In Table 4, we show the performance of the proposed architecture to previous state-of-the-arts on MTAT and MSD. They show that our proposed sample-level architecture is highly effective compared to them.

5.5 Visualization of learned filters

The technique of visualizing the filters learned at each layer allows better understanding of representation learning in the hierarchical network. However, many previous works in music domain are limited to visualizing learned filters only on the first convolution layer[11, 12].

The gradient ascent method has been proposed for filter visualization [22] and this technique has provided deeper understanding of what convolutional neural networks learn from images [23, 24]. We applied the technique to our DCNN to observe how each layer hears the raw waveforms. The gradient ascent method is as follows. First, we generate random noise and back-propagate the errors in the network. The loss is set to the target filter activation. Then, we add the bottom gradients to the input with gradient normalization. By repeating this process several times, we can obtain the waveform that maximizes the target filter activation. Examples of learned filters at each layer are in Figure 3. Although we can find the patterns that low-frequency filters are more visible along the layer, estimated filters are still noisy. To show the patterns more clearly, we visualized them as spectrum in the frequency domain and sorted them by the frequency of the peak magnitude.

Note that we set the input waveform estimate to 729 samples in length because, if we initialize and back-propagate to the whole input size of the networks, the estimated filters will have large dimensions such as 59049 samples in computing spectrum. Thus, we used the smaller input samples which can find the filter characteristics more effectively and also are close to a typical frame size in spectrum.

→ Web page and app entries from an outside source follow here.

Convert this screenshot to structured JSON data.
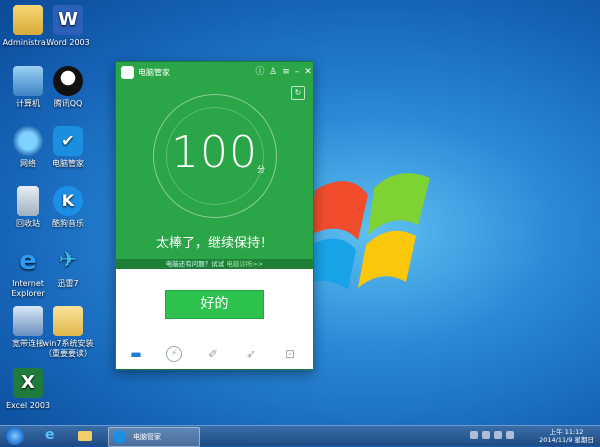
{
  "desktop": {
    "icons": [
      {
        "label": "Administra...",
        "icon": "user-folder-icon"
      },
      {
        "label": "Word 2003",
        "icon": "word-icon"
      },
      {
        "label": "计算机",
        "icon": "computer-icon"
      },
      {
        "label": "腾讯QQ",
        "icon": "qq-icon"
      },
      {
        "label": "网络",
        "icon": "network-icon"
      },
      {
        "label": "电脑管家",
        "icon": "shield-icon"
      },
      {
        "label": "回收站",
        "icon": "recycle-bin-icon"
      },
      {
        "label": "酷狗音乐",
        "icon": "kugou-icon"
      },
      {
        "label": "Internet Explorer",
        "icon": "ie-icon"
      },
      {
        "label": "迅雷7",
        "icon": "thunder-icon"
      },
      {
        "label": "宽带连接",
        "icon": "broadband-icon"
      },
      {
        "label": "win7系统安装（重要要读）",
        "icon": "folder-icon"
      },
      {
        "label": "Excel 2003",
        "icon": "excel-icon"
      }
    ]
  },
  "app": {
    "title": "电脑管家",
    "score": "100",
    "score_unit": "分",
    "message": "太棒了，继续保持！",
    "hint_text": "电脑还有问题？试试",
    "hint_link": "电脑诊所>>",
    "ok_button": "好的",
    "accent": "#2aa548"
  },
  "taskbar": {
    "app_label": "电脑管家",
    "time": "上午 11:12",
    "date": "2014/11/9 星期日"
  }
}
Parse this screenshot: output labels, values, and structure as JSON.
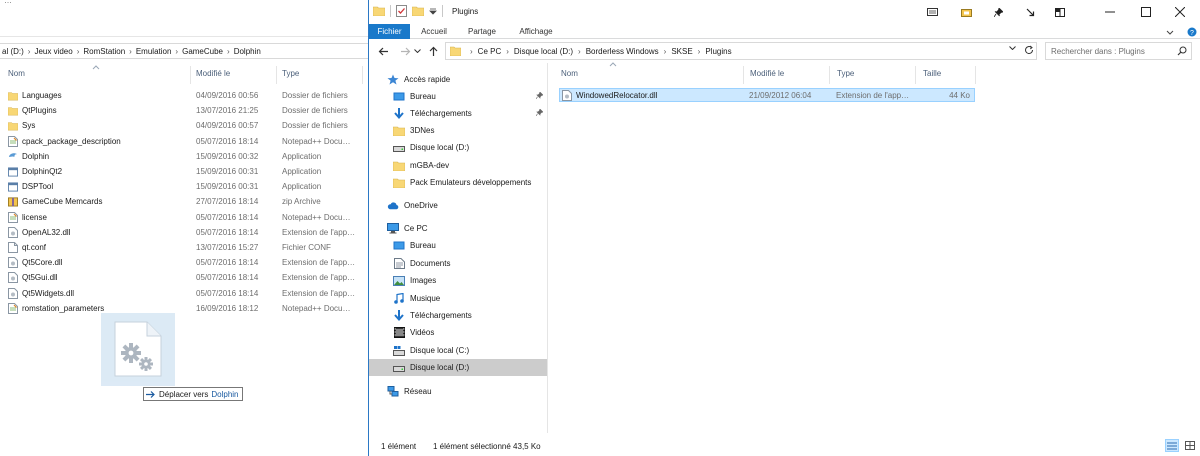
{
  "back_window": {
    "top_clipped_text": "…",
    "breadcrumb": [
      "al (D:)",
      "Jeux video",
      "RomStation",
      "Emulation",
      "GameCube",
      "Dolphin"
    ],
    "columns": {
      "name": "Nom",
      "modified": "Modifié le",
      "type": "Type"
    },
    "rows": [
      {
        "name": "Languages",
        "modified": "04/09/2016 00:56",
        "type": "Dossier de fichiers",
        "icon": "folder-icon"
      },
      {
        "name": "QtPlugins",
        "modified": "13/07/2016 21:25",
        "type": "Dossier de fichiers",
        "icon": "folder-icon"
      },
      {
        "name": "Sys",
        "modified": "04/09/2016 00:57",
        "type": "Dossier de fichiers",
        "icon": "folder-icon"
      },
      {
        "name": "cpack_package_description",
        "modified": "05/07/2016 18:14",
        "type": "Notepad++ Docu…",
        "icon": "notepad-document-icon"
      },
      {
        "name": "Dolphin",
        "modified": "15/09/2016 00:32",
        "type": "Application",
        "icon": "dolphin-app-icon"
      },
      {
        "name": "DolphinQt2",
        "modified": "15/09/2016 00:31",
        "type": "Application",
        "icon": "application-icon"
      },
      {
        "name": "DSPTool",
        "modified": "15/09/2016 00:31",
        "type": "Application",
        "icon": "application-icon"
      },
      {
        "name": "GameCube Memcards",
        "modified": "27/07/2016 18:14",
        "type": "zip Archive",
        "icon": "zip-archive-icon"
      },
      {
        "name": "license",
        "modified": "05/07/2016 18:14",
        "type": "Notepad++ Docu…",
        "icon": "notepad-document-icon"
      },
      {
        "name": "OpenAL32.dll",
        "modified": "05/07/2016 18:14",
        "type": "Extension de l'app…",
        "icon": "dll-file-icon"
      },
      {
        "name": "qt.conf",
        "modified": "13/07/2016 15:27",
        "type": "Fichier CONF",
        "icon": "blank-file-icon"
      },
      {
        "name": "Qt5Core.dll",
        "modified": "05/07/2016 18:14",
        "type": "Extension de l'app…",
        "icon": "dll-file-icon"
      },
      {
        "name": "Qt5Gui.dll",
        "modified": "05/07/2016 18:14",
        "type": "Extension de l'app…",
        "icon": "dll-file-icon"
      },
      {
        "name": "Qt5Widgets.dll",
        "modified": "05/07/2016 18:14",
        "type": "Extension de l'app…",
        "icon": "dll-file-icon"
      },
      {
        "name": "romstation_parameters",
        "modified": "16/09/2016 18:12",
        "type": "Notepad++ Docu…",
        "icon": "notepad-document-icon"
      }
    ]
  },
  "drag": {
    "tooltip_action": "Déplacer vers",
    "tooltip_target": "Dolphin"
  },
  "front_window": {
    "title": "Plugins",
    "ribbon_tabs": [
      "Fichier",
      "Accueil",
      "Partage",
      "Affichage"
    ],
    "address": [
      "Ce PC",
      "Disque local (D:)",
      "Borderless Windows",
      "SKSE",
      "Plugins"
    ],
    "search_placeholder": "Rechercher dans : Plugins",
    "nav": [
      {
        "label": "Accès rapide",
        "icon": "star-icon",
        "pinned": false
      },
      {
        "label": "Bureau",
        "icon": "desktop-icon",
        "pinned": true
      },
      {
        "label": "Téléchargements",
        "icon": "download-arrow-icon",
        "pinned": true
      },
      {
        "label": "3DNes",
        "icon": "folder-icon",
        "pinned": false
      },
      {
        "label": "Disque local (D:)",
        "icon": "drive-icon",
        "pinned": false
      },
      {
        "label": "mGBA-dev",
        "icon": "folder-icon",
        "pinned": false
      },
      {
        "label": "Pack Emulateurs développements",
        "icon": "folder-icon",
        "pinned": false
      },
      {
        "label": "OneDrive",
        "icon": "cloud-icon",
        "pinned": false
      },
      {
        "label": "Ce PC",
        "icon": "computer-icon",
        "pinned": false
      },
      {
        "label": "Bureau",
        "icon": "desktop-icon",
        "pinned": false
      },
      {
        "label": "Documents",
        "icon": "documents-icon",
        "pinned": false
      },
      {
        "label": "Images",
        "icon": "pictures-icon",
        "pinned": false
      },
      {
        "label": "Musique",
        "icon": "music-icon",
        "pinned": false
      },
      {
        "label": "Téléchargements",
        "icon": "download-arrow-icon",
        "pinned": false
      },
      {
        "label": "Vidéos",
        "icon": "videos-icon",
        "pinned": false
      },
      {
        "label": "Disque local (C:)",
        "icon": "windows-drive-icon",
        "pinned": false
      },
      {
        "label": "Disque local (D:)",
        "icon": "drive-icon",
        "pinned": false
      },
      {
        "label": "Réseau",
        "icon": "network-icon",
        "pinned": false
      }
    ],
    "columns": {
      "name": "Nom",
      "modified": "Modifié le",
      "type": "Type",
      "size": "Taille"
    },
    "files": [
      {
        "name": "WindowedRelocator.dll",
        "modified": "21/09/2012 06:04",
        "type": "Extension de l'app…",
        "size": "44 Ko",
        "icon": "dll-file-icon"
      }
    ],
    "status": {
      "count": "1 élément",
      "selection": "1 élément sélectionné 43,5 Ko"
    }
  },
  "colors": {
    "accent": "#1979ca",
    "folder": "#f8d775",
    "selection": "#cce8ff",
    "selection_border": "#99d1ff",
    "nav_selected": "#cccccc"
  }
}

The layer 1 shows the three distinctive filter bands which are possible with the filter length with 3 samples (say, a DFT size of 3). The center frequency of the filter banks increases linearly in low frequency filter banks but it becomes non-linearly steeper in high frequency filter banks. This trend becomes stronger as the layer goes up. This nonlinearity was found in learned filters with a frame-level end-to-end learning [11] and also in perceptual pitch scales such as mel or bark.

Figure 3: Examples of learned filters at each layer.

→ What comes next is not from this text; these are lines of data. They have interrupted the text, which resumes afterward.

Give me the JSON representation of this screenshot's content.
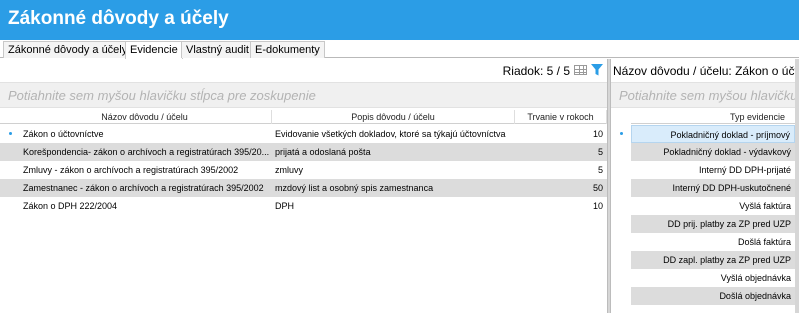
{
  "window": {
    "title": "Zákonné dôvody a účely"
  },
  "tabs": [
    {
      "label": "Zákonné dôvody a účely",
      "active": false
    },
    {
      "label": "Evidencie",
      "active": true
    },
    {
      "label": "Vlastný audit",
      "active": false
    },
    {
      "label": "E-dokumenty",
      "active": false
    }
  ],
  "left": {
    "row_count": "Riadok: 5 / 5",
    "group_hint": "Potiahnite sem myšou hlavičku stĺpca pre zoskupenie",
    "columns": [
      "Názov dôvodu / účelu",
      "Popis dôvodu / účelu",
      "Trvanie v rokoch"
    ],
    "rows": [
      {
        "name": "Zákon o účtovníctve",
        "desc": "Evidovanie všetkých dokladov, ktoré sa týkajú účtovníctva",
        "years": "10"
      },
      {
        "name": "Korešpondencia- zákon o archívoch a registratúrach 395/20...",
        "desc": "prijatá a odoslaná pošta",
        "years": "5"
      },
      {
        "name": "Zmluvy - zákon o archívoch a registratúrach 395/2002",
        "desc": "zmluvy",
        "years": "5"
      },
      {
        "name": "Zamestnanec - zákon o archívoch a registratúrach 395/2002",
        "desc": "mzdový list a osobný spis zamestnanca",
        "years": "50"
      },
      {
        "name": "Zákon o DPH 222/2004",
        "desc": "DPH",
        "years": "10"
      }
    ]
  },
  "right": {
    "title": "Názov dôvodu / účelu: Zákon o účtovníctve",
    "group_hint": "Potiahnite sem myšou hlavičku stĺpca pre zoskupenie",
    "column": "Typ evidencie",
    "rows": [
      "Pokladničný doklad - príjmový",
      "Pokladničný doklad - výdavkový",
      "Interný DD DPH-prijaté",
      "Interný DD DPH-uskutočnené",
      "Vyšlá faktúra",
      "DD prij. platby za ZP pred UZP",
      "Došlá faktúra",
      "DD zapl. platby za ZP pred UZP",
      "Vyšlá objednávka",
      "Došlá objednávka"
    ]
  },
  "colors": {
    "accent": "#2b9de6",
    "row_alt": "#dcdcdc",
    "row_selected": "#d9ecfb"
  },
  "icons": [
    "grid-layout-icon",
    "filter-icon"
  ]
}
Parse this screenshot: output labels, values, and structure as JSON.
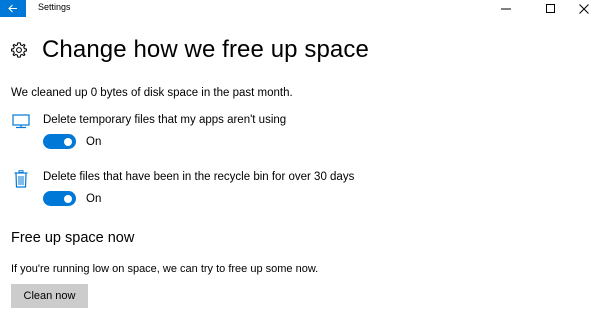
{
  "window": {
    "title": "Settings",
    "controls": {
      "minimize": "minimize-icon",
      "maximize": "maximize-icon",
      "close": "close-icon"
    },
    "back_icon": "back-arrow-icon"
  },
  "header": {
    "icon": "gear-icon",
    "title": "Change how we free up space"
  },
  "summary": "We cleaned up 0 bytes of disk space in the past month.",
  "settings": [
    {
      "icon": "monitor-icon",
      "label": "Delete temporary files that my apps aren't using",
      "toggle_state": "On",
      "enabled": true
    },
    {
      "icon": "recycle-bin-icon",
      "label": "Delete files that have been in the recycle bin for over 30 days",
      "toggle_state": "On",
      "enabled": true
    }
  ],
  "free_up": {
    "title": "Free up space now",
    "description": "If you're running low on space, we can try to free up some now.",
    "button_label": "Clean now"
  },
  "colors": {
    "accent": "#0078d7",
    "button_bg": "#cccccc",
    "background": "#ffffff"
  }
}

6 Conclusion and future work

In this paper, we proposed sample-level DCNN models that take raw waveforms as input. Through our experiments, we showed that deeper models (more than 10 layers) with a very small sample-level filter length and sub-sampling length are more effective in the music auto-tagging task and the results are comparable to previous state-of-the-art performances on the two datasets. Finally, we visualized hierarchically learned filters. As future work, we will analyze why the deep sample-level architecture works well without input normalization and nonlinear function that compresses the amplitude and also investigate the hierarchically learned filters more thoroughly.

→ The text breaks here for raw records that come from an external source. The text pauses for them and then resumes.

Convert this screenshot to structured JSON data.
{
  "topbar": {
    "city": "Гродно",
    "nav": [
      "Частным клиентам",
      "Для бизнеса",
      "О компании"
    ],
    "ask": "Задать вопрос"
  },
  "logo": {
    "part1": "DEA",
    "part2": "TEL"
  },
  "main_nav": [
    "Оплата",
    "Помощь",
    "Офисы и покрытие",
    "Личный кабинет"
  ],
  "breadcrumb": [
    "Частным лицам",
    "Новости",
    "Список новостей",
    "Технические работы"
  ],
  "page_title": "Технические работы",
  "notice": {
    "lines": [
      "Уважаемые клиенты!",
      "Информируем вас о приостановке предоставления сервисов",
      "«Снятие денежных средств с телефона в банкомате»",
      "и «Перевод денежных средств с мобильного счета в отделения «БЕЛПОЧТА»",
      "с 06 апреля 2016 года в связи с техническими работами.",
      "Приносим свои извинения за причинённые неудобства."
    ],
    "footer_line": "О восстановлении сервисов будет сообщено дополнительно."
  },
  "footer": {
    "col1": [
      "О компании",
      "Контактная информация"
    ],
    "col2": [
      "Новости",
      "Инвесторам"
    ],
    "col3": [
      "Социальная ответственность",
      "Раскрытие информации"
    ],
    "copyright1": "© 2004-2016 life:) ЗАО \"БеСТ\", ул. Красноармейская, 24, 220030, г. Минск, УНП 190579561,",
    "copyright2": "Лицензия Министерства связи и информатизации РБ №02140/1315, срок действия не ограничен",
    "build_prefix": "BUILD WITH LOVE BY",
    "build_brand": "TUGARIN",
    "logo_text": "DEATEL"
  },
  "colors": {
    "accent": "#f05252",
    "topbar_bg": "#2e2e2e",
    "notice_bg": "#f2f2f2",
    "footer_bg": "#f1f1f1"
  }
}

This work was supported by Korea Advanced Institute of Science and Technology (project no. G04140049) and National Research Foundation of Korea (project no. N01160463).